Scan the records for the word "data". Copy each line that includes it.

## [RECORDS SUPPLIED]
———
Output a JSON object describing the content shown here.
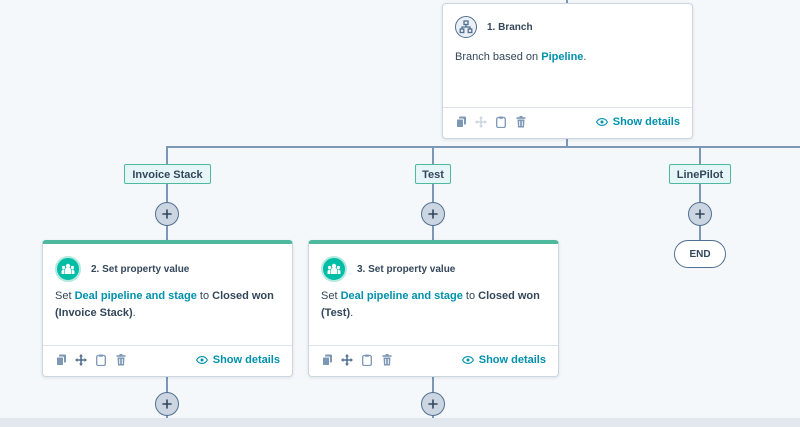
{
  "branch_card": {
    "title": "1. Branch",
    "body_prefix": "Branch based on ",
    "body_link": "Pipeline",
    "body_suffix": ".",
    "show_details": "Show details"
  },
  "branches": [
    {
      "label": "Invoice Stack"
    },
    {
      "label": "Test"
    },
    {
      "label": "LinePilot"
    }
  ],
  "actions": [
    {
      "title": "2. Set property value",
      "prefix": "Set ",
      "link": "Deal pipeline and stage",
      "middle": " to ",
      "value": "Closed won",
      "value2": "(Invoice Stack)",
      "suffix": ".",
      "show_details": "Show details"
    },
    {
      "title": "3. Set property value",
      "prefix": "Set ",
      "link": "Deal pipeline and stage",
      "middle": " to ",
      "value": "Closed won",
      "value2": "(Test)",
      "suffix": ".",
      "show_details": "Show details"
    }
  ],
  "end_label": "END",
  "colors": {
    "accent": "#0091ae",
    "action_bar": "#4fb9a0",
    "connector": "#7c98b6"
  }
}
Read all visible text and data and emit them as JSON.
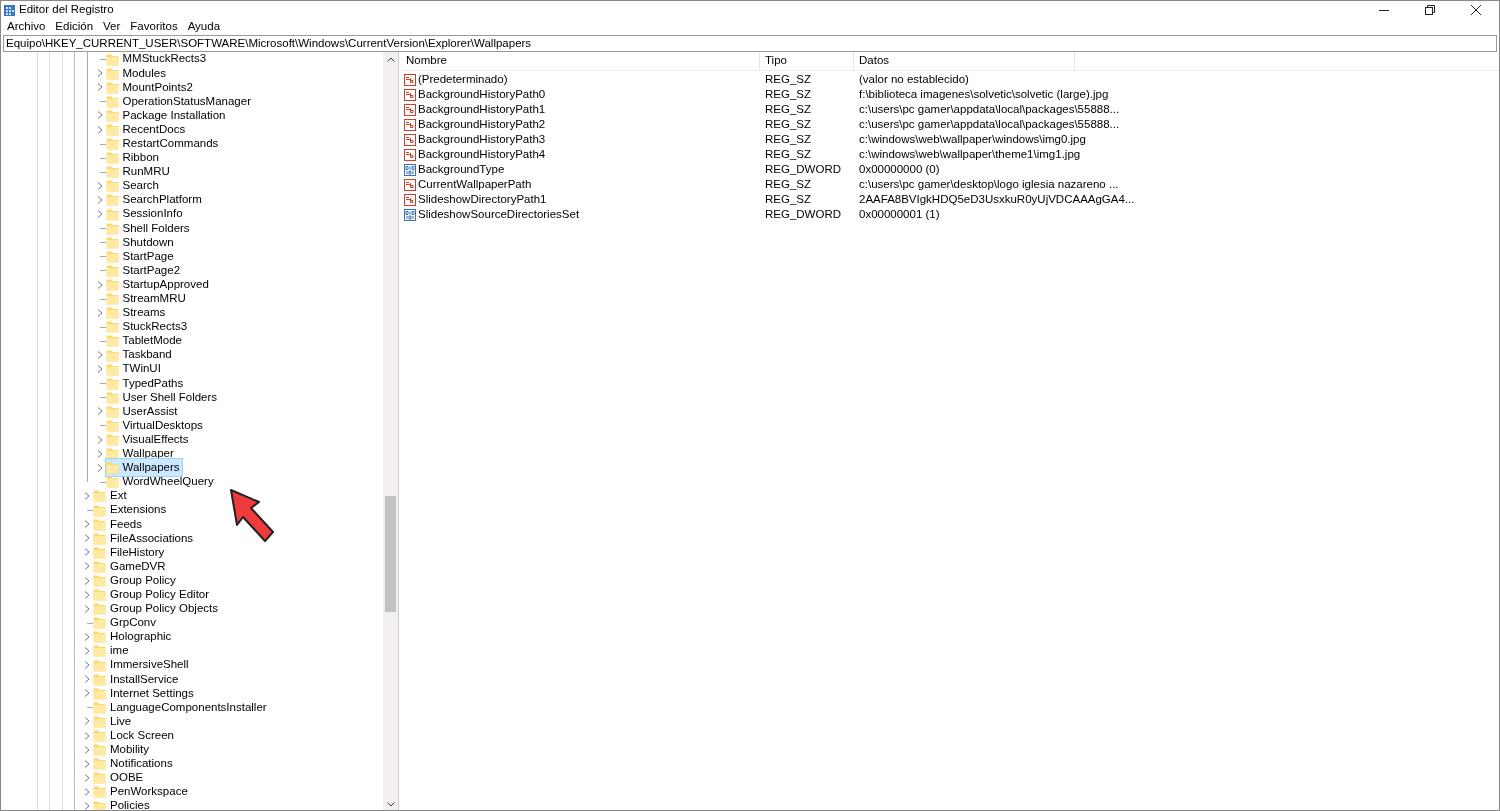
{
  "window": {
    "title": "Editor del Registro"
  },
  "menu": [
    "Archivo",
    "Edición",
    "Ver",
    "Favoritos",
    "Ayuda"
  ],
  "address": "Equipo\\HKEY_CURRENT_USER\\SOFTWARE\\Microsoft\\Windows\\CurrentVersion\\Explorer\\Wallpapers",
  "tree": {
    "nodes": [
      {
        "children": [
          {
            "label": "MMStuckRects3",
            "expandable": false,
            "selected": false
          },
          {
            "label": "Modules",
            "expandable": true,
            "selected": false
          },
          {
            "label": "MountPoints2",
            "expandable": true,
            "selected": false
          },
          {
            "label": "OperationStatusManager",
            "expandable": false,
            "selected": false
          },
          {
            "label": "Package Installation",
            "expandable": true,
            "selected": false
          },
          {
            "label": "RecentDocs",
            "expandable": true,
            "selected": false
          },
          {
            "label": "RestartCommands",
            "expandable": false,
            "selected": false
          },
          {
            "label": "Ribbon",
            "expandable": false,
            "selected": false
          },
          {
            "label": "RunMRU",
            "expandable": false,
            "selected": false
          },
          {
            "label": "Search",
            "expandable": true,
            "selected": false
          },
          {
            "label": "SearchPlatform",
            "expandable": true,
            "selected": false
          },
          {
            "label": "SessionInfo",
            "expandable": true,
            "selected": false
          },
          {
            "label": "Shell Folders",
            "expandable": false,
            "selected": false
          },
          {
            "label": "Shutdown",
            "expandable": false,
            "selected": false
          },
          {
            "label": "StartPage",
            "expandable": false,
            "selected": false
          },
          {
            "label": "StartPage2",
            "expandable": false,
            "selected": false
          },
          {
            "label": "StartupApproved",
            "expandable": true,
            "selected": false
          },
          {
            "label": "StreamMRU",
            "expandable": false,
            "selected": false
          },
          {
            "label": "Streams",
            "expandable": true,
            "selected": false
          },
          {
            "label": "StuckRects3",
            "expandable": false,
            "selected": false
          },
          {
            "label": "TabletMode",
            "expandable": false,
            "selected": false
          },
          {
            "label": "Taskband",
            "expandable": true,
            "selected": false
          },
          {
            "label": "TWinUI",
            "expandable": true,
            "selected": false
          },
          {
            "label": "TypedPaths",
            "expandable": false,
            "selected": false
          },
          {
            "label": "User Shell Folders",
            "expandable": false,
            "selected": false
          },
          {
            "label": "UserAssist",
            "expandable": true,
            "selected": false
          },
          {
            "label": "VirtualDesktops",
            "expandable": false,
            "selected": false
          },
          {
            "label": "VisualEffects",
            "expandable": true,
            "selected": false
          },
          {
            "label": "Wallpaper",
            "expandable": true,
            "selected": false
          },
          {
            "label": "Wallpapers",
            "expandable": true,
            "selected": true
          },
          {
            "label": "WordWheelQuery",
            "expandable": false,
            "selected": false
          }
        ]
      },
      {
        "label": "Ext",
        "expandable": true,
        "selected": false
      },
      {
        "label": "Extensions",
        "expandable": false,
        "selected": false
      },
      {
        "label": "Feeds",
        "expandable": true,
        "selected": false
      },
      {
        "label": "FileAssociations",
        "expandable": true,
        "selected": false
      },
      {
        "label": "FileHistory",
        "expandable": true,
        "selected": false
      },
      {
        "label": "GameDVR",
        "expandable": true,
        "selected": false
      },
      {
        "label": "Group Policy",
        "expandable": true,
        "selected": false
      },
      {
        "label": "Group Policy Editor",
        "expandable": true,
        "selected": false
      },
      {
        "label": "Group Policy Objects",
        "expandable": true,
        "selected": false
      },
      {
        "label": "GrpConv",
        "expandable": false,
        "selected": false
      },
      {
        "label": "Holographic",
        "expandable": true,
        "selected": false
      },
      {
        "label": "ime",
        "expandable": true,
        "selected": false
      },
      {
        "label": "ImmersiveShell",
        "expandable": true,
        "selected": false
      },
      {
        "label": "InstallService",
        "expandable": true,
        "selected": false
      },
      {
        "label": "Internet Settings",
        "expandable": true,
        "selected": false
      },
      {
        "label": "LanguageComponentsInstaller",
        "expandable": false,
        "selected": false
      },
      {
        "label": "Live",
        "expandable": true,
        "selected": false
      },
      {
        "label": "Lock Screen",
        "expandable": true,
        "selected": false
      },
      {
        "label": "Mobility",
        "expandable": true,
        "selected": false
      },
      {
        "label": "Notifications",
        "expandable": true,
        "selected": false
      },
      {
        "label": "OOBE",
        "expandable": true,
        "selected": false
      },
      {
        "label": "PenWorkspace",
        "expandable": true,
        "selected": false
      },
      {
        "label": "Policies",
        "expandable": true,
        "selected": false
      }
    ]
  },
  "values_table": {
    "columns": [
      "Nombre",
      "Tipo",
      "Datos"
    ],
    "rows": [
      {
        "kind": "string",
        "name": "(Predeterminado)",
        "type": "REG_SZ",
        "data": "(valor no establecido)"
      },
      {
        "kind": "string",
        "name": "BackgroundHistoryPath0",
        "type": "REG_SZ",
        "data": "f:\\biblioteca imagenes\\solvetic\\solvetic (large).jpg"
      },
      {
        "kind": "string",
        "name": "BackgroundHistoryPath1",
        "type": "REG_SZ",
        "data": "c:\\users\\pc gamer\\appdata\\local\\packages\\55888..."
      },
      {
        "kind": "string",
        "name": "BackgroundHistoryPath2",
        "type": "REG_SZ",
        "data": "c:\\users\\pc gamer\\appdata\\local\\packages\\55888..."
      },
      {
        "kind": "string",
        "name": "BackgroundHistoryPath3",
        "type": "REG_SZ",
        "data": "c:\\windows\\web\\wallpaper\\windows\\img0.jpg"
      },
      {
        "kind": "string",
        "name": "BackgroundHistoryPath4",
        "type": "REG_SZ",
        "data": "c:\\windows\\web\\wallpaper\\theme1\\img1.jpg"
      },
      {
        "kind": "binary",
        "name": "BackgroundType",
        "type": "REG_DWORD",
        "data": "0x00000000 (0)"
      },
      {
        "kind": "string",
        "name": "CurrentWallpaperPath",
        "type": "REG_SZ",
        "data": "c:\\users\\pc gamer\\desktop\\logo iglesia nazareno ..."
      },
      {
        "kind": "string",
        "name": "SlideshowDirectoryPath1",
        "type": "REG_SZ",
        "data": "2AAFA8BVIgkHDQ5eD3UsxkuR0yUjVDCAAAgGA4..."
      },
      {
        "kind": "binary",
        "name": "SlideshowSourceDirectoriesSet",
        "type": "REG_DWORD",
        "data": "0x00000001 (1)"
      }
    ]
  }
}
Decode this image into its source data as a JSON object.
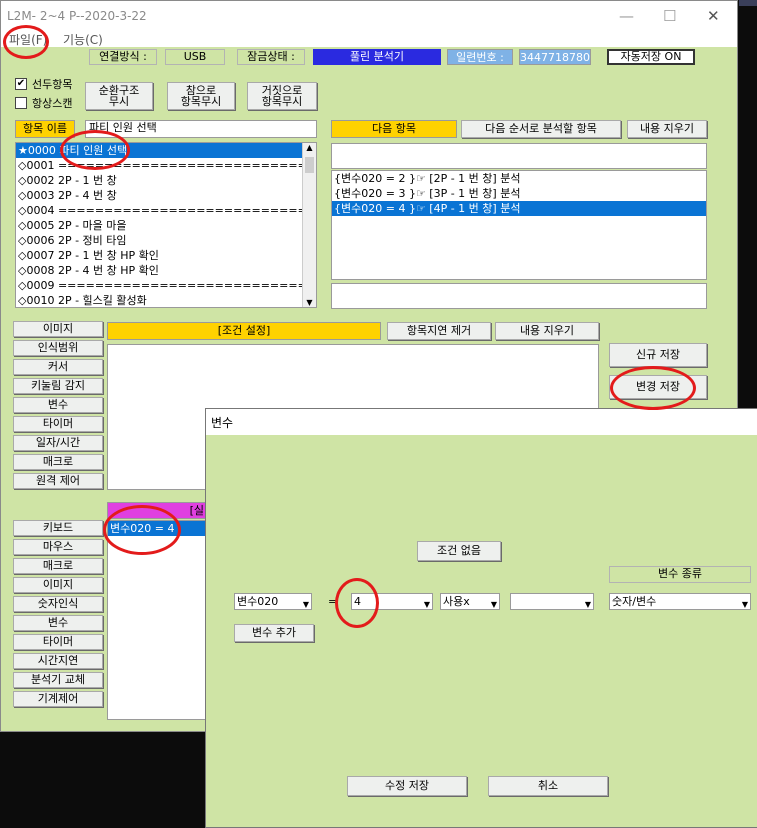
{
  "window": {
    "title": "L2M- 2~4 P--2020-3-22",
    "min_label": "—",
    "max_label": "☐",
    "close_label": "✕"
  },
  "menu": {
    "file": "파일(F)",
    "function": "기능(C)"
  },
  "status": {
    "conn_label": "연결방식 :",
    "conn_value": "USB",
    "lock_label": "잠금상태 :",
    "lock_value": "풀린 분석기",
    "serial_label": "일련번호 :",
    "serial_value": "3447718780",
    "autosave": "자동저장 ON"
  },
  "options": {
    "first_item": "선두항목",
    "always_scan": "항상스캔",
    "first_checked": "✔"
  },
  "buttons": {
    "circular": "순환구조\n무시",
    "true_skip": "참으로\n항목무시",
    "false_skip": "거짓으로\n항목무시",
    "next_order": "다음 순서로 분석할 항목",
    "clear1": "내용 지우기",
    "delay_remove": "항목지연 제거",
    "clear2": "내용 지우기",
    "new_save": "신규 저장",
    "change_save": "변경 저장"
  },
  "item": {
    "name_label": "항목 이름",
    "name_value": "파티 인원 선택"
  },
  "next": {
    "label": "다음 항목"
  },
  "items": [
    {
      "t": "★0000 파티 인원 선택"
    },
    {
      "t": "◇0001 ====================================="
    },
    {
      "t": "◇0002 2P - 1 번 창"
    },
    {
      "t": "◇0003 2P - 4 번 창"
    },
    {
      "t": "◇0004 ====================================="
    },
    {
      "t": "◇0005 2P - 마을 마을"
    },
    {
      "t": "◇0006 2P - 정비 타임"
    },
    {
      "t": "◇0007 2P - 1 번 창 HP 확인"
    },
    {
      "t": "◇0008 2P - 4 번 창 HP 확인"
    },
    {
      "t": "◇0009 ====================================="
    },
    {
      "t": "◇0010 2P - 힐스킬 활성화"
    }
  ],
  "next_items": [
    {
      "t": "{변수020 = 2 }☞ [2P - 1 번 창] 분석"
    },
    {
      "t": "{변수020 = 3 }☞ [3P - 1 번 창] 분석"
    },
    {
      "t": "{변수020 = 4 }☞ [4P - 1 번 창] 분석"
    }
  ],
  "cond": {
    "label": "[조건 설정]"
  },
  "left_buttons": [
    {
      "t": "이미지"
    },
    {
      "t": "인식범위"
    },
    {
      "t": "커서"
    },
    {
      "t": "키눌림 감지"
    },
    {
      "t": "변수"
    },
    {
      "t": "타이머"
    },
    {
      "t": "일자/시간"
    },
    {
      "t": "매크로"
    },
    {
      "t": "원격 제어"
    }
  ],
  "exec": {
    "label": "[실",
    "item": "변수020 = 4"
  },
  "left_buttons2": [
    {
      "t": "키보드"
    },
    {
      "t": "마우스"
    },
    {
      "t": "매크로"
    },
    {
      "t": "이미지"
    },
    {
      "t": "숫자인식"
    },
    {
      "t": "변수"
    },
    {
      "t": "타이머"
    },
    {
      "t": "시간지연"
    },
    {
      "t": "분석기 교체"
    },
    {
      "t": "기계제어"
    }
  ],
  "dialog": {
    "title": "변수",
    "no_cond": "조건 없음",
    "var_type_label": "변수 종류",
    "var_select": "변수020",
    "eq": "=",
    "value": "4",
    "use": "사용x",
    "empty": "",
    "type_value": "숫자/변수",
    "add_var": "변수 추가",
    "save_edit": "수정 저장",
    "cancel": "취소"
  },
  "colors": {
    "bg": "#cfe4a5",
    "accent": "#ffd200",
    "selection": "#0a74d4",
    "magenta": "#e040e0",
    "blue_status": "#2a2ae0",
    "annotation": "#e31b1b"
  }
}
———
## [SOLUTION BELOW]
Read all visible text and data and emit them as JSON.
        "data": "(valor no establecido)"
        "data": "f:\\biblioteca imagenes\\solvetic\\solvetic (large).jpg"
        "data": "c:\\users\\pc gamer\\appdata\\local\\packages\\55888..."
        "data": "c:\\users\\pc gamer\\appdata\\local\\packages\\55888..."
        "data": "c:\\windows\\web\\wallpaper\\windows\\img0.jpg"
        "data": "c:\\windows\\web\\wallpaper\\theme1\\img1.jpg"
        "data": "0x00000000 (0)"
        "data": "c:\\users\\pc gamer\\desktop\\logo iglesia nazareno ..."
        "data": "2AAFA8BVIgkHDQ5eD3UsxkuR0yUjVDCAAAgGA4..."
        "data": "0x00000001 (1)"
Decode this image into its source data as a JSON object.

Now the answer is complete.